We tagged along with our friend, who has been living in Mexico at least part time for over 14 years, and a friend of hers who has been living in Patzcuaro for 10 years. Funny thing is that both of them, like us, came here from Oregon.
We hopped on a collectivo/combi for the ride and then hopped off to walk the remaining 1/4 mile to the fair. About halfway there, a friendly guy in a little pickup truck stopped to ask the 4 of us if we wanted a ride. He was a familiar person (originally from Israel) to our expat friend and we accepted and all (rather non-gracefully) hopped up over the tailgate and settled in on the wheel hubs for the bumpy ride over lots of topes.
The fair, itself, was perhaps the most strange and interesting event we’ve been to since entering Mexico. It reminded us a lot of the Saturday Market in Portland, but Mexican-style. There was world music, singing and dancing and also the familiar Mexican versions of the same. There was storytelling and lots of vendors selling everything from food cooked to order, elotes, gorditas, tamales, tostadas and tacos to alcoholic and non-alcoholic beverages, fresh produce, organic meat, artisanal cheeses, spices, clothing, jewelry and other handmade, handcrafted goods.
It was a peppered with a lot of new-age sorts of items, crystals and stones, smudge, incenses, amulets, and tarot readings. And we were told that along with the vegan (and non-vegan) baked goods and chocolates there were cannabis-infused goods available too. We’ve noticed that it seems that such products are rather openly sold and advertised on the local Facebook groups, too. It’s not quite legal but possession is not prosecuted so enterprising Mexicans are always eager to fill a void for any need…cannabis edibles, in this case. We were told there is even a brand of cannabis-infused mescal that is commonly sold at grocery stores in town, too.
We passed on any cannabis products but were happy to purchase some items that we had not had for a while and had not been able to easily find in Mexico.

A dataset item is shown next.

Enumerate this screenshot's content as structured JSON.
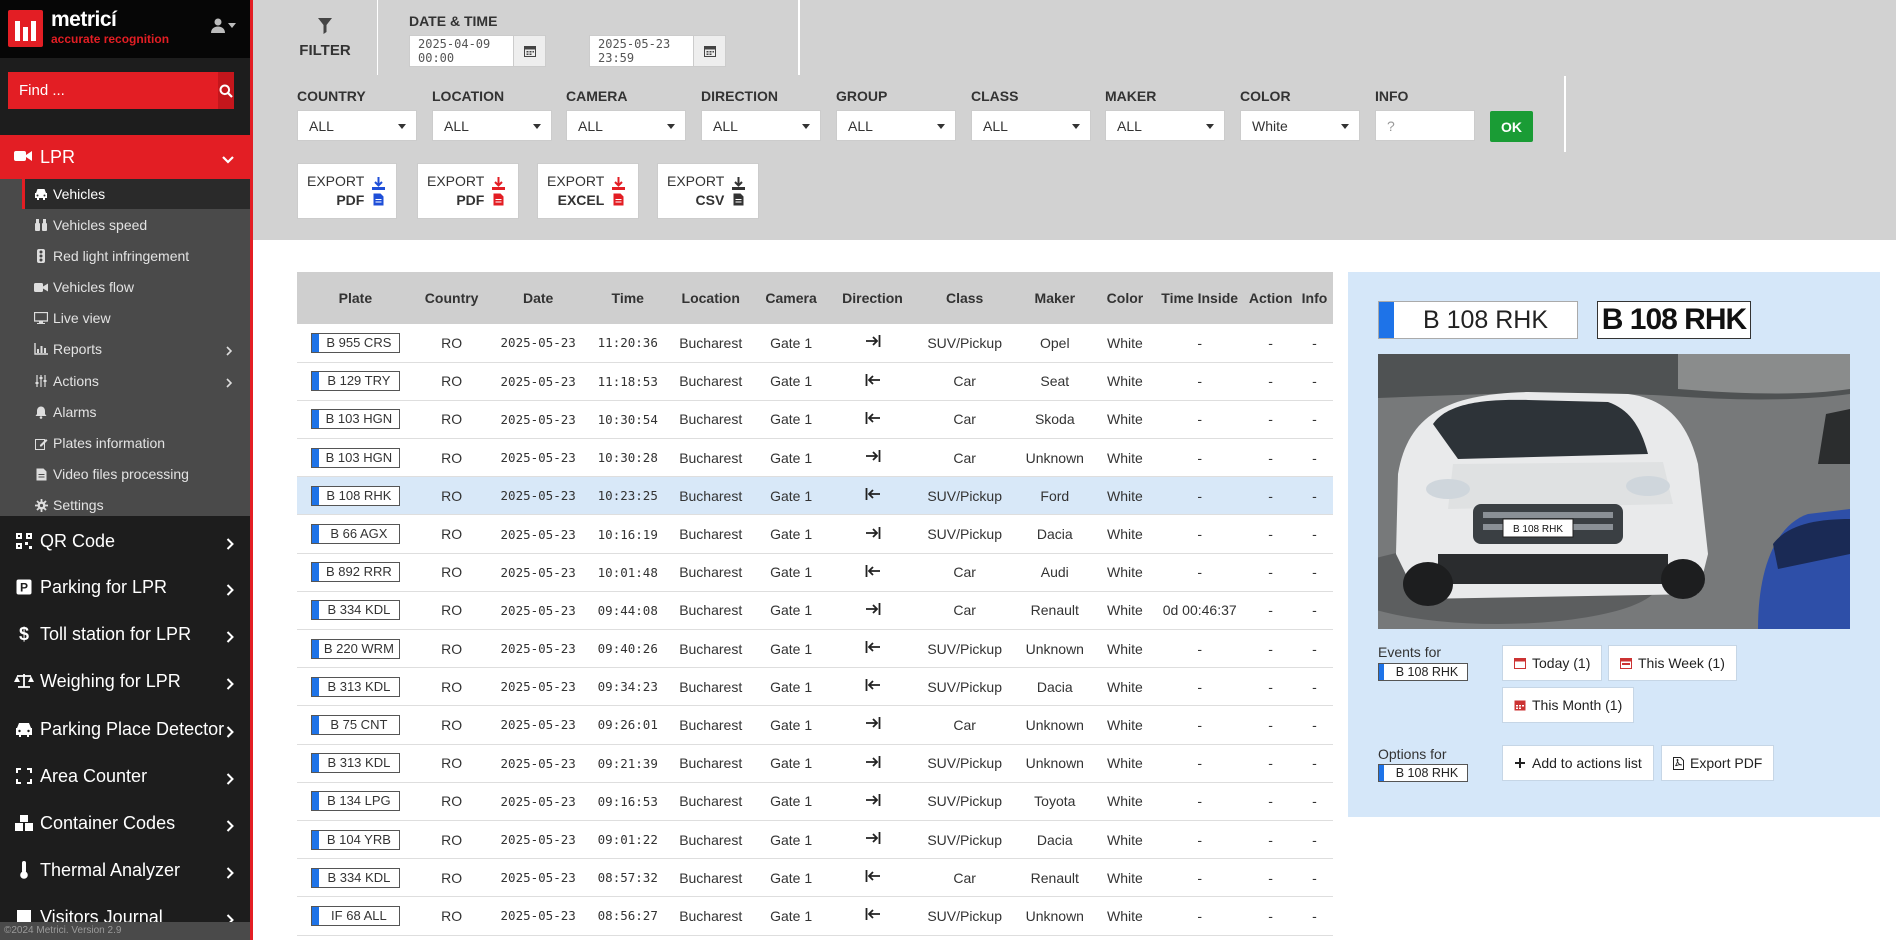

There were LOTS of big, fat, luscious, local macadamia nuts! I had to scoop up a few packages of those, salted, sugared and also with lime/chili flavor. Same for some fresh Japanese-style Gamasio seasoning, artisanal parmigiana cheese and several packages of local, organic, grassfed ground beef (most of the ground beef in stores has soy and pork in it…so we’d been on the lookout).
We settled in with some lunch and drinks (organic ginger ale, Oaxacan style tamales with chicken & mole sauce, blue corn gorditas also with chicken and mole, tostadas with nopalitos), found seats in the shade at long tables filled with people speaking Spanish and English, and ate, listened to music and chatted. It was a bit surreal for us to see such an interesting mix of expats since Patzcuaro has very few expats compared to known enclaves like Lake Chapala, San Miguel de Allende & Puerto Vallarta. But they were all here! Seems THESE folks settled here for the same reason we are here, to be in a place not yet gentrified. And they seem not to want to change it, make it “more gringo” or keep to themselves in their gated enclaves, but rather to be a part of the whole community. We found it to be quite an unique vibe and even a bit surreal at times.
And these folks, Mexican and gringo, seemed to all know each other and were here to socialize just as much as for the fair. We felt a little bit like outsiders but everyone was certainly friendly and welcoming and it made us look forward to settling, at least for part of the year, in some chosen town where in the future we will also grow to feel at home.
The actual mulle (a small dock, really) was in a rural yet lovely setting. There were views of the hill on the island of Urandén, with homes scattered around it (I don’t think any bridge goes there…the locals use mostly small canoes to get back and forth) visible in the near distance. The grounds were well-shaded by trees, a big palapa and canopies pitched for the fair. Around the other side of the fair grounds were large, emerald green cornfields and distant volcanic hills. There were a lot of darting dragonflies, groups of young children, laughing and playing, and a small pack of about 4 or 5 dogs roaming freely and rolling in the grass.
After 3 or 4 hours clouds started forming and the distant sound of rolling thunder announced the coming of the typical summer afternoon showers. Once the thunder starts you never know if 1) It’s really going to bring rain 2) If it rains, when it will start, so we packed up and headed back, our backpacks and canvas bags, laden with special treats for future meals. When we reached the main road it was only about 5 minutes before the first collectivo showed up; alas, it was completely full, and so was the second one. We waited a few more minutes and were picked up by a mostly empty combi for the 10 minute ride back into town. (Cost each way for the ride was 14 pesos per person…perhaps 75 cents U.S. )
Once back at the park, we hosted our friends for drinks and a chat for perhaps an hour before the rains DID come in earnest. It’s dry underneath our RV awning but they both needed to make their way back home so said “adios” and rushed off to try to beat the heaviest part of the downpour. We retreated inside to dodge peak hour for mosquitos, heat up some dinner, check email and chill out after what turned out to be a pretty fun day!